Spell Book

Sorcerers of Knowledge

Free Downloadable Spell Book

In the Brooklyn Public Library gathering dust in the basement cellars, I found over 5000 pages of spells. As a hoodoo practitioner, whose black family is from Louisiana, I cried roaming the pages. Tale after tale of black southerners using complex formulas to bring money, heal physical ailments, keep romantic love, and create protection from the police. In the 1930s Harry Middleton Hyatt an Episcopal priest was commissioned to collect folklore from the American South. The result was Hoodoo, Conjuration Witchcraft, and Rootwork, five volumes of interviews with over 1600 people all of whom except one are black. They are dense and written in southern black vernacular. Although these books have been a wealth of knowledge for scholars and dedicated practitioners of hoodoo, they remain unknown to the public. My hope with this project is to translate and make accessible knowledge that might otherwise go unused. I have also included spells from Zora Neale Hurston’s collection “Hoodoo in America.” Her extensive study of African-derived religions in the south is a gift to all those interested in the practice and those of us learning our ancestral history.

 

The spells in this collection are meant to be used. Because these interviews were collected in the 1930s the practitioners had access to items that we do not have today. I have adapted some of the ingredients based on similar properties such substituting sulfur for gunpowder because it is an ingredient in gun-powder and is also used in hoodoo for protection.

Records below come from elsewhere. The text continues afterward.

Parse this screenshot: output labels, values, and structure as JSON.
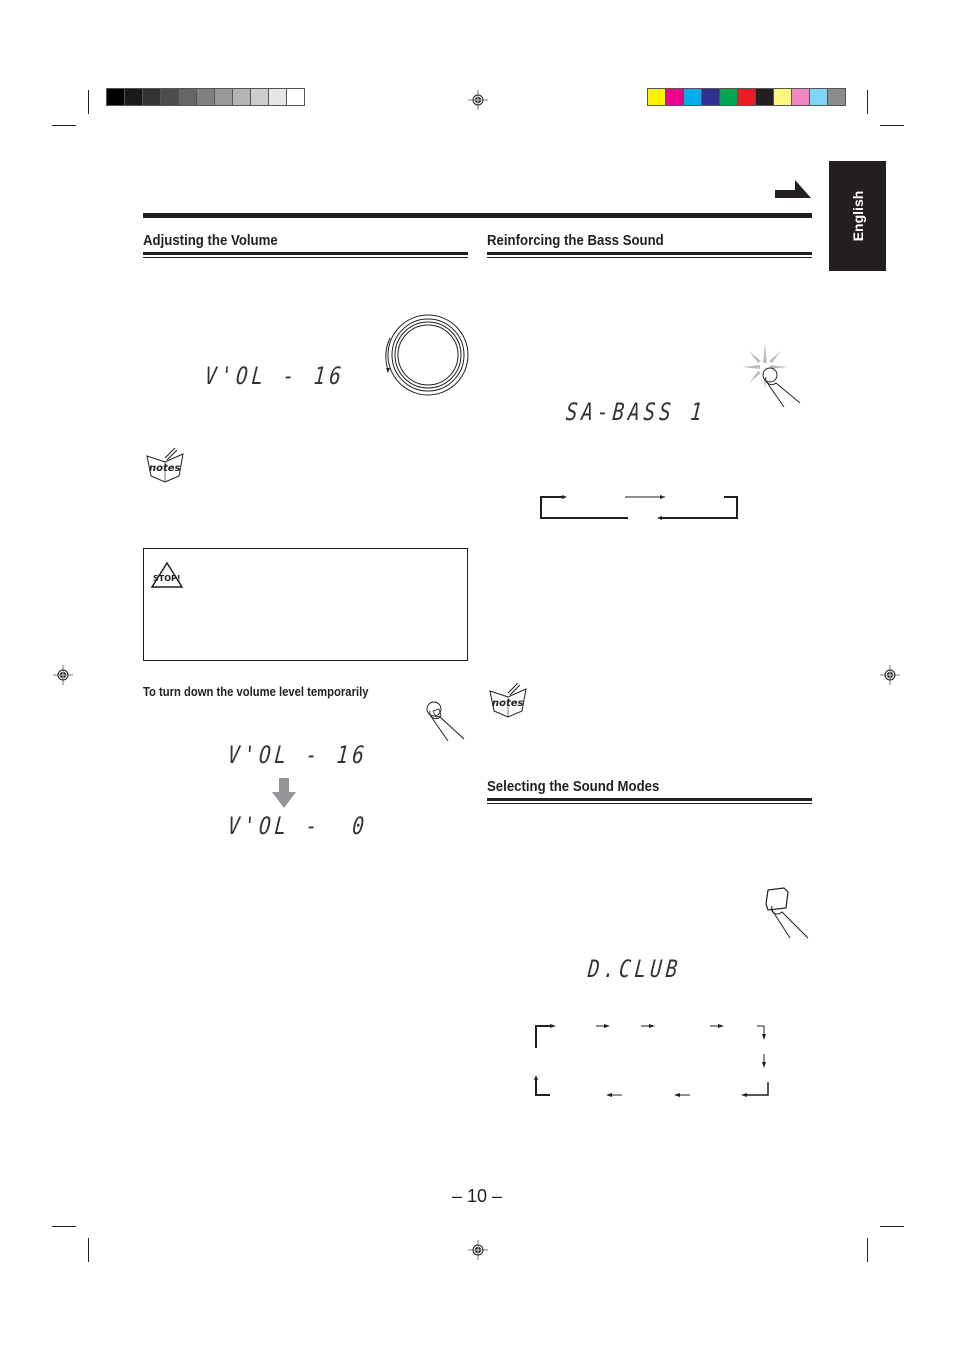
{
  "print_marks": {
    "grayscale_swatches": [
      "#000000",
      "#1a1a1a",
      "#333333",
      "#4d4d4d",
      "#666666",
      "#808080",
      "#999999",
      "#b3b3b3",
      "#cccccc",
      "#e6e6e6",
      "#ffffff"
    ],
    "color_swatches": [
      "#fff200",
      "#ec008c",
      "#00aeef",
      "#2e3192",
      "#00a651",
      "#ed1c24",
      "#231f20",
      "#fff77f",
      "#f287c3",
      "#7fd6f7",
      "#8c8c8c"
    ]
  },
  "language_tab": {
    "label": "English"
  },
  "continue_arrow": {
    "icon": "continue-arrow-icon"
  },
  "left_column": {
    "volume": {
      "title": "Adjusting the Volume",
      "display": "V'OL - 16",
      "dial_icon": "volume-dial-icon",
      "notes_icon": "notes-icon"
    },
    "caution": {
      "icon": "stop-icon"
    },
    "temporary": {
      "subheading": "To turn down the volume level temporarily",
      "button_icon": "finger-press-button-icon",
      "display_before": "V'OL - 16",
      "arrow_icon": "down-arrow-icon",
      "display_after": "V'OL -  0"
    }
  },
  "right_column": {
    "bass": {
      "title": "Reinforcing the Bass Sound",
      "button_icon": "finger-press-flashing-button-icon",
      "display": "SA-BASS 1",
      "cycle_diagram": "bass-cycle-diagram"
    },
    "notes_icon": "notes-icon",
    "sound_modes": {
      "title": "Selecting the Sound Modes",
      "button_icon": "finger-press-square-button-icon",
      "display": "D.CLUB",
      "cycle_diagram": "sound-mode-cycle-diagram"
    }
  },
  "footer": {
    "page_number": "– 10 –"
  }
}
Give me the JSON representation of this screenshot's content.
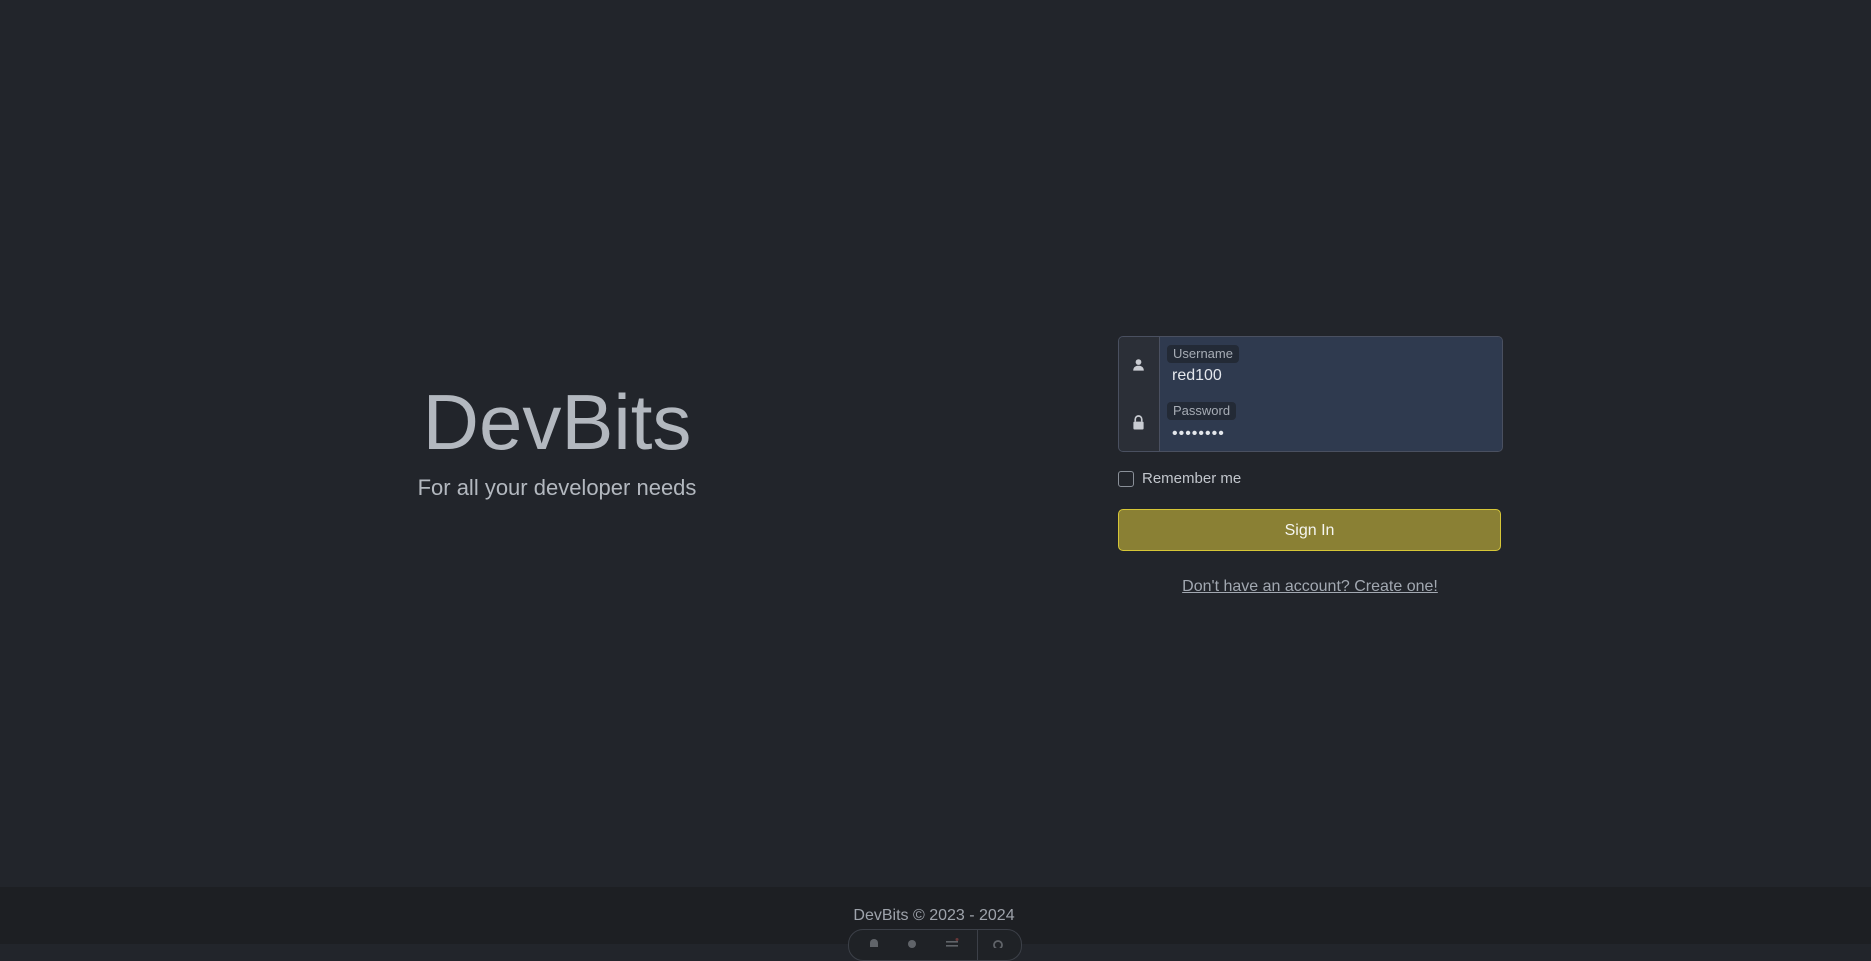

Prescriptions that call for consumption should be used at your discretion as with anything that is consumed to first assess its compatibility with your body. For occult items that may be hard to find or if the name has changed, I have provided links for online purchase. Although Hoodoo is still dismissed in the public eye as mere superstition, there is empirical evidence, for its validity and practical use. A medicinal application is much easier to prove but the fact alone that practices have survived and adapted from Africa through the middle passage to today should be proof enough of its efficacy. We must not dismiss both the spiritual and medicinal knowledge of the ancestors.